But then I began to realize, I hadn’t met any of his friends. He never made any suggestions of what we should do with our day. I had no idea who this guy was aside from my boyfriend! He had just taken on my identity. Another little detail I discovered: the 3 months he had told me he’d been separated from his previous girlfriend had actually only been about 3 weeks. He was nowhere near being his own person again when he got involved with me. He was just terrified of being alone.
The trouble is, the moment that fear is your motivation to do just about anything, you’re going to do a sloppy job. Same goes with finding a relationship. If your main priority is to not be alone—that’s it, simply to be in a relationship—then things like compatibility, mutual respect, and fair treatment automatically take a back seat.
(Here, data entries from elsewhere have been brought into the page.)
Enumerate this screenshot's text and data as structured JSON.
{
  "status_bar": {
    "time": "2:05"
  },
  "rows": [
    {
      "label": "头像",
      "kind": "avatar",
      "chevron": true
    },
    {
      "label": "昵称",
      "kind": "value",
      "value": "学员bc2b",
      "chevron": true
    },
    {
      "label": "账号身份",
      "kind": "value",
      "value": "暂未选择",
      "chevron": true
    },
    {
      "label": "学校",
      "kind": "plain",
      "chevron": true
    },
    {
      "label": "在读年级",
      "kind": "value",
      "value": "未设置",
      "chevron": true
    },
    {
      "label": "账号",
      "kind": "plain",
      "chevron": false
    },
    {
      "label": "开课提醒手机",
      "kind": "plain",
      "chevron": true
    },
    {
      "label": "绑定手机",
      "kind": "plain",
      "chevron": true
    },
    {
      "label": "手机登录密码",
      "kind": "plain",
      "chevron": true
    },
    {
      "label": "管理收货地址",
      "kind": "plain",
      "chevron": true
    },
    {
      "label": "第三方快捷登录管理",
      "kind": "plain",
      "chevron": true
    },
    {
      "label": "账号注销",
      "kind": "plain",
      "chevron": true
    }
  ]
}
Sure, you could by chance jump into a relationship with a totally loving, stable guy. But, it will be just that; by chance that it happens. Because generally, actively looking for a quality relationship with someone you are compatible with takes time—time you’ll spend alone as you weed through the inevitable dozens of guys that just don’t quite work. And that is time that most relationship addicts won’t take.
Generally speaking though, if you are a relationship addict, you’re going to attract other relationship addicts. Or, you are going to find a guy who wants to be your “savior” in a sense. Because trust me, when you’re desperately seeking a relationship and you actually believe that one person is going to fix your life, people can see that. You’re most likely not going to attract the type of guy that likes strong, independent, self-sufficient and self-respecting women who hold themselves at high value, because if you are a relationship addict, you are most likely none of those things.
If you held yourself at a high value, you would be perfectly fine being alone, at least while you searched for the best match for you.
So, like I said, relationship addicts attract the “savior” types. This is a guy who has such low self-confidence that he needs to feel like he is your world. He needs to feel like he is the one and only reason you are happy. And if he was attracted to you in the first place because you seemed weak and desperate, he is going to want you to stay that way. And therein begins the cycle of mental and emotional abuse. He plays on your fear of being alone—a fear he is well aware that you have—in order to manipulate the relationship the way he wants to. And you, being afraid that he will leave you, allow him to do this.
That relationship addict I dated never wanted to break up. It got to the point in our relationship where we were arguing 90% of the time. But anytime I would even hint at a separation, he would desperately start appeasing me, apologizing, saying we should just forget the fight ever happened. This got to be too sad for me. I broke up with him, suggesting he spend some time alone figuring out who he is alone. Maybe that’s the best thing that ever happened to him. Probably not though. He was in a new relationship within a week.
I know this sounds harsh or even drastic. But I had to delve into the worst consequences of relationship addictions just in case yours is only budding. If you catch yourself getting into the habit of jumping into a relationship immediately in order to avoid the pain of being alone, just remember that pain is actually a good thing. If you can refrain from jumping into a relationship, that pain is what motivates you to rediscover yourself—how you like to spend your time, how you want to live your life. You need to learn that you can be completely happy on your own, because once you know that, you won’t feel so desperate to fill that hole in your life. It won’t even feel like that hole is there. And it’s only when you really don’t feel you need a relationship, that you will have clear enough vision to evaluate a new one.